Integration – Casual Chains and Strategy
Integration – Casual Chains and Strategy
The strategic plan involves setting goals and targets, and creating regulating measures that guarantee actions taken will increase the chances of meeting the set goals. The strategic plan requires the goals be set on vital components in the running of the business. These include financial goals, customer service goals, internal goals and learning and growth goals. The financial goals are aimed at increasing funds for research, creating more resources and improving the market returns. Customer services goals are directed at improving customer services and relations to boost returns. The internal goals make it possible for the company to advance the human resource skills and increase the employee capacity that maintains quality services. Learning and growth goals endeavor to ensure that resources are available so that efficiency in customer service is enhanced.
The objectives covering these sectors have to work in unison for an effective outcome. The ultimate goal is financial stability. Therefore, the company identifies the low-level objectives as they work their way up. The low-level objectives include human capital, organizational capital and informational capital. Informational and human capital is aimed at improving excellent services in the internal organizational goals.
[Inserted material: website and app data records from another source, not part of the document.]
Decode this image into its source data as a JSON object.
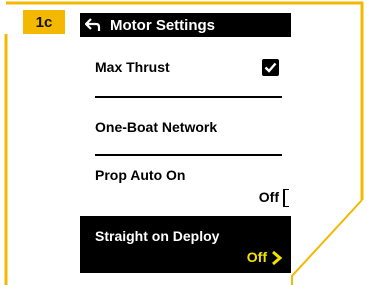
{
  "step": "1c",
  "screen": {
    "title": "Motor Settings",
    "back_icon": "back-arrow-icon",
    "rows": [
      {
        "label": "Max Thrust",
        "control": "checkbox",
        "checked": true
      },
      {
        "label": "One-Boat Network"
      },
      {
        "label": "Prop Auto On",
        "value": "Off"
      },
      {
        "label": "Straight on Deploy",
        "value": "Off",
        "selected": true,
        "accent": "#f2e300"
      }
    ]
  },
  "colors": {
    "badge": "#f5b800",
    "frame_line": "#f5b800",
    "screen_bg": "#ffffff",
    "selection_bg": "#000000",
    "accent": "#f2e300"
  }
}
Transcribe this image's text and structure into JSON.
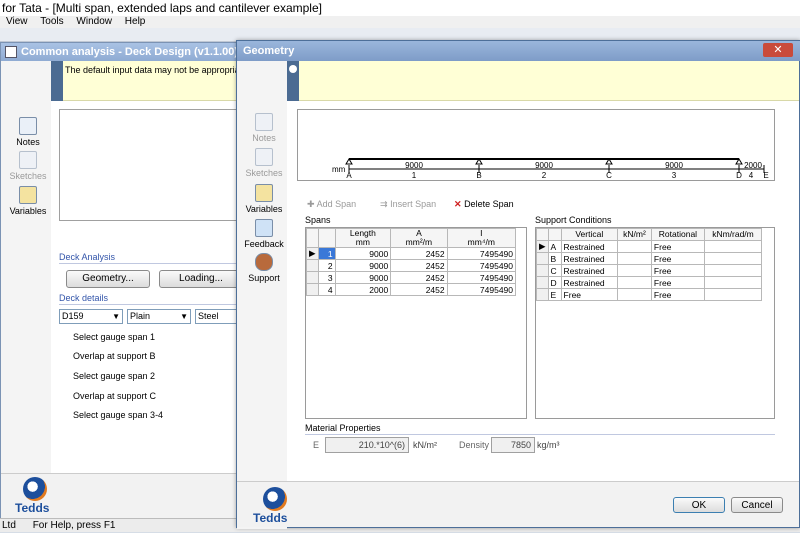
{
  "app": {
    "title": "for Tata - [Multi span, extended laps and cantilever example]",
    "menu": [
      "View",
      "Tools",
      "Window",
      "Help"
    ],
    "status_left": "Ltd",
    "status_text": "For Help, press F1"
  },
  "bg_window": {
    "title": "Common analysis - Deck Design (v1.1.00)",
    "banner_text": "The default input data may not be appropriat",
    "sidebar": [
      {
        "label": "Notes",
        "icon": "notes-icon"
      },
      {
        "label": "Sketches",
        "icon": "sketches-icon"
      },
      {
        "label": "Variables",
        "icon": "variables-icon"
      }
    ],
    "deck_analysis_label": "Deck Analysis",
    "geometry_button": "Geometry...",
    "loading_button": "Loading...",
    "deck_details_label": "Deck details",
    "combos": [
      "D159",
      "Plain",
      "Steel"
    ],
    "list_items": [
      "Select gauge span 1",
      "Overlap at support B",
      "Select gauge span 2",
      "Overlap at support C",
      "Select gauge span 3-4"
    ],
    "logo_text": "Tedds"
  },
  "dialog": {
    "title": "Geometry",
    "sidebar": [
      {
        "label": "Notes",
        "icon": "notes-icon"
      },
      {
        "label": "Sketches",
        "icon": "sketches-icon"
      },
      {
        "label": "Variables",
        "icon": "variables-icon"
      },
      {
        "label": "Feedback",
        "icon": "feedback-icon"
      },
      {
        "label": "Support",
        "icon": "support-icon"
      }
    ],
    "diagram": {
      "unit": "mm",
      "span_lengths": [
        "9000",
        "9000",
        "9000",
        "2000"
      ],
      "span_numbers": [
        "1",
        "2",
        "3",
        "4"
      ],
      "supports": [
        "A",
        "B",
        "C",
        "D",
        "E"
      ]
    },
    "toolbar": {
      "add": "Add Span",
      "insert": "Insert Span",
      "delete": "Delete Span"
    },
    "spans_label": "Spans",
    "spans_table": {
      "headers": [
        {
          "main": "Length",
          "unit": "mm"
        },
        {
          "main": "A",
          "unit": "mm²/m"
        },
        {
          "main": "I",
          "unit": "mm⁴/m"
        }
      ],
      "rows": [
        [
          "1",
          "9000",
          "2452",
          "7495490"
        ],
        [
          "2",
          "9000",
          "2452",
          "7495490"
        ],
        [
          "3",
          "9000",
          "2452",
          "7495490"
        ],
        [
          "4",
          "2000",
          "2452",
          "7495490"
        ]
      ]
    },
    "support_label": "Support Conditions",
    "support_table": {
      "headers": [
        "Vertical",
        "kN/m²",
        "Rotational",
        "kNm/rad/m"
      ],
      "rows": [
        [
          "A",
          "Restrained",
          "",
          "Free",
          ""
        ],
        [
          "B",
          "Restrained",
          "",
          "Free",
          ""
        ],
        [
          "C",
          "Restrained",
          "",
          "Free",
          ""
        ],
        [
          "D",
          "Restrained",
          "",
          "Free",
          ""
        ],
        [
          "E",
          "Free",
          "",
          "Free",
          ""
        ]
      ]
    },
    "material": {
      "label": "Material Properties",
      "e_label": "E",
      "e_value": "210.*10^(6)",
      "e_unit": "kN/m²",
      "density_label": "Density",
      "density_value": "7850",
      "density_unit": "kg/m³"
    },
    "ok_button": "OK",
    "cancel_button": "Cancel",
    "logo_text": "Tedds"
  }
}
Informational capital is the resources assigned for market research to understand the needs of the clientele (Peppers & Rodgers, 2004). The human capital is the resources put in place for recruitment of personnel. Organizational capital is the resources allocated to improve skill and develop a culture. This is tied into the corporate practice found in the internal objectives.
The internal objectives include the corporate objectives, human resource and excellent services objectives. Excellent services will mean that the learning objectives have been met. It would also mean that the company has the right information about customer needs and that there is enough labor to meet these needs. For excellent services, it is also vital that the labor force adopt a culture that is aimed at providing the best of services at all times (Fogli, 2007). This can only be achieved if the company strives to achieve excellence by offering training to develop the necessary skill sets for good services.
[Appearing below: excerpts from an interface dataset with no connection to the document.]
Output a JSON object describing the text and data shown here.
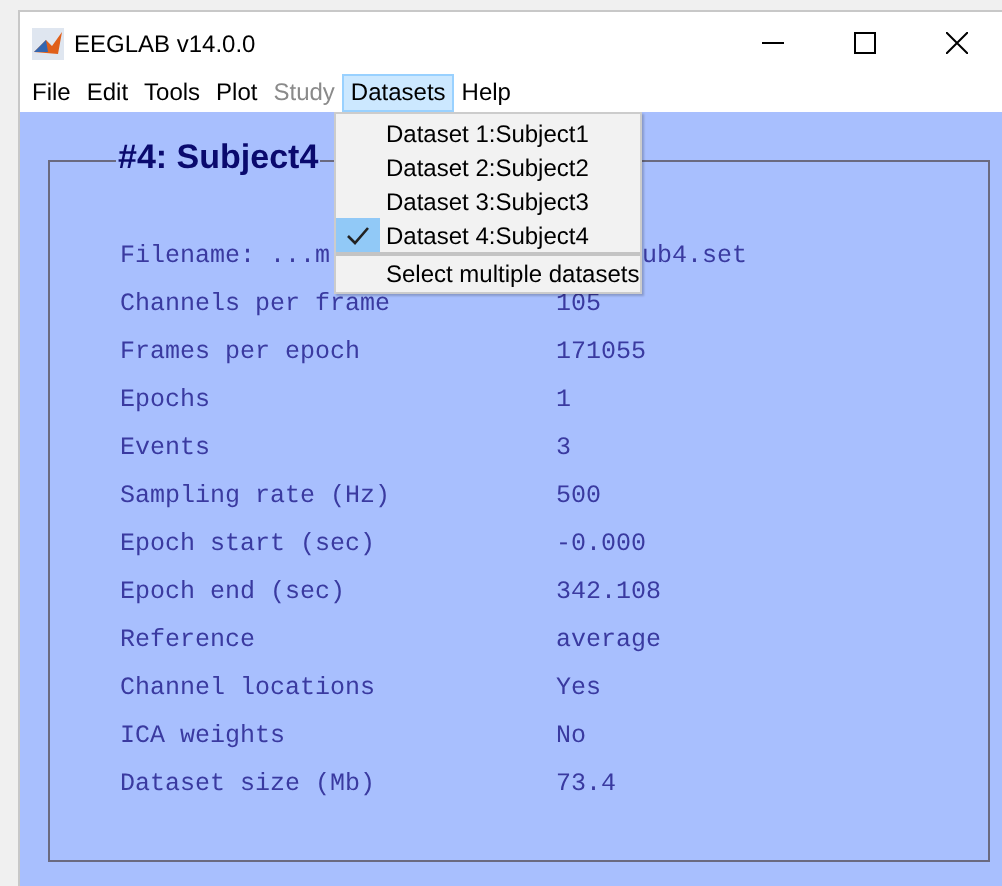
{
  "window": {
    "title": "EEGLAB v14.0.0"
  },
  "menu": [
    {
      "label": "File",
      "disabled": false,
      "selected": false
    },
    {
      "label": "Edit",
      "disabled": false,
      "selected": false
    },
    {
      "label": "Tools",
      "disabled": false,
      "selected": false
    },
    {
      "label": "Plot",
      "disabled": false,
      "selected": false
    },
    {
      "label": "Study",
      "disabled": true,
      "selected": false
    },
    {
      "label": "Datasets",
      "disabled": false,
      "selected": true
    },
    {
      "label": "Help",
      "disabled": false,
      "selected": false
    }
  ],
  "dropdown": [
    {
      "label": "Dataset 1:Subject1",
      "checked": false,
      "separator": false
    },
    {
      "label": "Dataset 2:Subject2",
      "checked": false,
      "separator": false
    },
    {
      "label": "Dataset 3:Subject3",
      "checked": false,
      "separator": false
    },
    {
      "label": "Dataset 4:Subject4",
      "checked": true,
      "separator": false
    },
    {
      "label": "Select multiple datasets",
      "checked": false,
      "separator": true
    }
  ],
  "panel": {
    "title": "#4: Subject4",
    "rows": [
      {
        "label": "Filename: ...m",
        "value": "ub4.set",
        "kind": "covered"
      },
      {
        "label": "Channels per frame",
        "value": "105",
        "kind": "plain"
      },
      {
        "label": "Frames per epoch",
        "value": "171055"
      },
      {
        "label": "Epochs",
        "value": "1"
      },
      {
        "label": "Events",
        "value": "3"
      },
      {
        "label": "Sampling rate (Hz)",
        "value": "500"
      },
      {
        "label": "Epoch start (sec)",
        "value": "-0.000"
      },
      {
        "label": "Epoch end (sec)",
        "value": "342.108"
      },
      {
        "label": "Reference",
        "value": "average"
      },
      {
        "label": "Channel locations",
        "value": "Yes"
      },
      {
        "label": "ICA weights",
        "value": "No"
      },
      {
        "label": "Dataset size (Mb)",
        "value": "73.4"
      }
    ]
  }
}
The next strategic objective is the customer objectives. The customer is the most important entity in a business arrangement (Humphrey, 2010). This is because the customer is the chief source of revenue for the businessperson. The objectives include respect for the customer, striving to excel and excellent services. All these can be achieved by the ensuring the goals in the internal stage have been met. Human resource ensures respect for the customer, and this will lead to excellent services to the consumer. Good services increase customer satisfaction, and this, in turn, yields better returns for the company.
Ultimately, the strategic plan strives to meet the financial goals of the company. The main objectives include improved returns, creation of resources and funds for research. Excellent services ensure that the company gets enough revenue from the customer. Revenue is the primary supply of the resource the company needs to fund the company resources. Reinvestments make sure the company always has enough. The firm will also have more funds to carryout market research, improve the quality of services further, and subsequently increase the revenue base of the company exponentially.
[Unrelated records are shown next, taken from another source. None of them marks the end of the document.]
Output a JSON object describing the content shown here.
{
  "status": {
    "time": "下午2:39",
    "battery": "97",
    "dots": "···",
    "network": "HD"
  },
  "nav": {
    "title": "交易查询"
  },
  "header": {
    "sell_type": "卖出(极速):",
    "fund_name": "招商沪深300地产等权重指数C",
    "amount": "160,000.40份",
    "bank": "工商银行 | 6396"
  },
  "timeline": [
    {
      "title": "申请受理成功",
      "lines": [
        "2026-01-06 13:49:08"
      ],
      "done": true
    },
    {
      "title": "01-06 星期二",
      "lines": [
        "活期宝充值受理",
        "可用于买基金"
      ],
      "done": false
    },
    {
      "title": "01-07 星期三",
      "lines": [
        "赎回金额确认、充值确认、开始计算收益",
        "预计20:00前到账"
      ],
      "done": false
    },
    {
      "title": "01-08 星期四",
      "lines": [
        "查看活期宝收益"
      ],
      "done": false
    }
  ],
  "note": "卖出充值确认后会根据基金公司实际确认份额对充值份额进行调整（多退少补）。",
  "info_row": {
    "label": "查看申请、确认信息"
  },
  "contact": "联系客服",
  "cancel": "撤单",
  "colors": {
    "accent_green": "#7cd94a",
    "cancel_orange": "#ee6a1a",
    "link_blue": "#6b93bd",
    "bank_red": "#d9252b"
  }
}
At the internal level, there should be a management objective. The main objectives in this category will be improved management skills and the well-defined hierarchy of management. This will ensue that the employees are well organized to ensure that quality services are always offered. It is not possible for employees to work effectively without a proper chain of command in place. This carder will also ensure that the company standards of service delivery are met and that the company culture is effectively inculcated. The strategy as laid out in the table has an unnecessary objective in the customer level. Striving to excel should be eliminated, since it serves the same purpose as excellent services. The main aim of the company is to strive and provide better services, which is already implied in the excellent services objective in the customer level.
To achieve these goals, strategic action plans have to be considered. In the learning and growth level, for example, the action plan is improved and efficient systems and improving the organizational culture. Management, therefore, has to ensure that the company improves the leadership and organizational culture of the company by improving skills through training and relevant knowledge. Training more personnel ensures that qualified staff will be recruited in new shops. The employees also have to be involved in decision making so that they feel they are part of the organization (Miller, 2011). For employees to contribute to effective decision making, they need to be trained on how to carry out a market research while working to understand customer preferences. It is when all this is done, that the company can now build additional stores and strategizes on making more returns.
Wal-Mart has maintained a strong global presence despite the tough economic situation of late. It has managed to enhance its sales by three percent. This is an admirable achievement especially when we think of the downward growth trends in other global companies. Wal-Mart has to maintain growth to make sure that people save money. If Wal-Mart incurs loses, it will be up to the consumer to make up the deficit by buying goods at high rates. Conversely, a steady growth in sales and profits ensure that the consumer buys goods at fair prices thereby improving the lives of the consumers. This particular strategic plan is therefore important in ensuring that Wal-Mart maintain a steady growth.
Fogli, L. (2006). Customer Service Delivery: Research and Best Practices. Chichester: John Wiley and Sons.
Humphrey, D., & Career Solutions Training Group. (2011). 21st Century business: Customer service. Mason, OH: SouthWestern Cengage Learning.
Miller, K. (2011). Organizational communication: Approaches and processes. Belmont, Calif: Wadsworth.
Peppers, D., & Rogers, M. (2004). Managing customer relationships: A strategic framework. Hoboken, N.J: John Wiley & Sons.
Simplified Strategy MapPerformance MeasuresTargetsActionFinancial
Creation of resources